BEGIN RECORDED DATA

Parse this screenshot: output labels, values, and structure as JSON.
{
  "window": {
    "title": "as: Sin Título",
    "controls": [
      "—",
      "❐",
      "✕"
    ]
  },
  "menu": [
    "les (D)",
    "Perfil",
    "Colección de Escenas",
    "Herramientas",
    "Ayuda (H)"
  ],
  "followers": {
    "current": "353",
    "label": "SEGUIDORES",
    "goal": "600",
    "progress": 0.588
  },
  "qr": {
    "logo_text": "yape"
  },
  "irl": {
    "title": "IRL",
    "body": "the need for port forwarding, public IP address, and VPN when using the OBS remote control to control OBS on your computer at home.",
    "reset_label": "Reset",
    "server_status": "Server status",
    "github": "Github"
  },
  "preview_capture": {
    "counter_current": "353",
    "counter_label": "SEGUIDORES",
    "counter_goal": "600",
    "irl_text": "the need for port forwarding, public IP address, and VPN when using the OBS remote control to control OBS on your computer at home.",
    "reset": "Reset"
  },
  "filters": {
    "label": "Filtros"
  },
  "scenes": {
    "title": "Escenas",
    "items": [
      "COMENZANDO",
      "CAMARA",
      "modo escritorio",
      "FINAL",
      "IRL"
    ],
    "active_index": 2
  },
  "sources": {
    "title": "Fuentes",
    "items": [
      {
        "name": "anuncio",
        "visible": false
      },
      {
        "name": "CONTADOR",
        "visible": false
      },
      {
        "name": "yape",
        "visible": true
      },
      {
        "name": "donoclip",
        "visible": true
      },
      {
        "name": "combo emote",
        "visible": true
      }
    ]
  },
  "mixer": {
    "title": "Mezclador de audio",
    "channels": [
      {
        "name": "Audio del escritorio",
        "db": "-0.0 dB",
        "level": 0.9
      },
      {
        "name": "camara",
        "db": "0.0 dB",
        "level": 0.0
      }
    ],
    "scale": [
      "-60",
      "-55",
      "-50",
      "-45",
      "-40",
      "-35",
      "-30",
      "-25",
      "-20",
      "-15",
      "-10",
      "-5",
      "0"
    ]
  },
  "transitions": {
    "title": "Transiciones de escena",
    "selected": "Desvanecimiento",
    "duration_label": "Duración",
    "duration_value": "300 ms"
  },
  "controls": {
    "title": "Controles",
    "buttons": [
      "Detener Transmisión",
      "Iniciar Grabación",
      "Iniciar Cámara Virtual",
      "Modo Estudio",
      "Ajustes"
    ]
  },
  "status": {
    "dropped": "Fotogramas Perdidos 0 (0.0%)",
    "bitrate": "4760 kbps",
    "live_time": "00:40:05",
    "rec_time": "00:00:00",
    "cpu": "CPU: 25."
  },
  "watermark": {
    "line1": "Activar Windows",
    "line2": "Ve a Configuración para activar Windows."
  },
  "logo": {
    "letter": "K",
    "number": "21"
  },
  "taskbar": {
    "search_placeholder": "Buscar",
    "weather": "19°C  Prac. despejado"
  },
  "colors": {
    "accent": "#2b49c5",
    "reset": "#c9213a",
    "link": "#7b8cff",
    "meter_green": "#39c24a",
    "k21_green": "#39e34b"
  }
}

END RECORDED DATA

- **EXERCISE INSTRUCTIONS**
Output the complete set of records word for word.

- **TASK ANSWER**
Parse this screenshot: output labels, values, and structure as JSON.
{
  "window": {
    "title": "as: Sin Título",
    "controls": [
      "—",
      "❐",
      "✕"
    ]
  },
  "menu": [
    "les (D)",
    "Perfil",
    "Colección de Escenas",
    "Herramientas",
    "Ayuda (H)"
  ],
  "followers": {
    "current": "353",
    "label": "SEGUIDORES",
    "goal": "600",
    "progress": 0.588
  },
  "qr": {
    "logo_text": "yape"
  },
  "irl": {
    "title": "IRL",
    "body": "the need for port forwarding, public IP address, and VPN when using the OBS remote control to control OBS on your computer at home.",
    "reset_label": "Reset",
    "server_status": "Server status",
    "github": "Github"
  },
  "preview_capture": {
    "counter_current": "353",
    "counter_label": "SEGUIDORES",
    "counter_goal": "600",
    "irl_text": "the need for port forwarding, public IP address, and VPN when using the OBS remote control to control OBS on your computer at home.",
    "reset": "Reset"
  },
  "filters": {
    "label": "Filtros"
  },
  "scenes": {
    "title": "Escenas",
    "items": [
      "COMENZANDO",
      "CAMARA",
      "modo escritorio",
      "FINAL",
      "IRL"
    ],
    "active_index": 2
  },
  "sources": {
    "title": "Fuentes",
    "items": [
      {
        "name": "anuncio",
        "visible": false
      },
      {
        "name": "CONTADOR",
        "visible": false
      },
      {
        "name": "yape",
        "visible": true
      },
      {
        "name": "donoclip",
        "visible": true
      },
      {
        "name": "combo emote",
        "visible": true
      }
    ]
  },
  "mixer": {
    "title": "Mezclador de audio",
    "channels": [
      {
        "name": "Audio del escritorio",
        "db": "-0.0 dB",
        "level": 0.9
      },
      {
        "name": "camara",
        "db": "0.0 dB",
        "level": 0.0
      }
    ],
    "scale": [
      "-60",
      "-55",
      "-50",
      "-45",
      "-40",
      "-35",
      "-30",
      "-25",
      "-20",
      "-15",
      "-10",
      "-5",
      "0"
    ]
  },
  "transitions": {
    "title": "Transiciones de escena",
    "selected": "Desvanecimiento",
    "duration_label": "Duración",
    "duration_value": "300 ms"
  },
  "controls": {
    "title": "Controles",
    "buttons": [
      "Detener Transmisión",
      "Iniciar Grabación",
      "Iniciar Cámara Virtual",
      "Modo Estudio",
      "Ajustes"
    ]
  },
  "status": {
    "dropped": "Fotogramas Perdidos 0 (0.0%)",
    "bitrate": "4760 kbps",
    "live_time": "00:40:05",
    "rec_time": "00:00:00",
    "cpu": "CPU: 25."
  },
  "watermark": {
    "line1": "Activar Windows",
    "line2": "Ve a Configuración para activar Windows."
  },
  "logo": {
    "letter": "K",
    "number": "21"
  },
  "taskbar": {
    "search_placeholder": "Buscar",
    "weather": "19°C  Prac. despejado"
  },
  "colors": {
    "accent": "#2b49c5",
    "reset": "#c9213a",
    "link": "#7b8cff",
    "meter_green": "#39c24a",
    "k21_green": "#39e34b"
  }
}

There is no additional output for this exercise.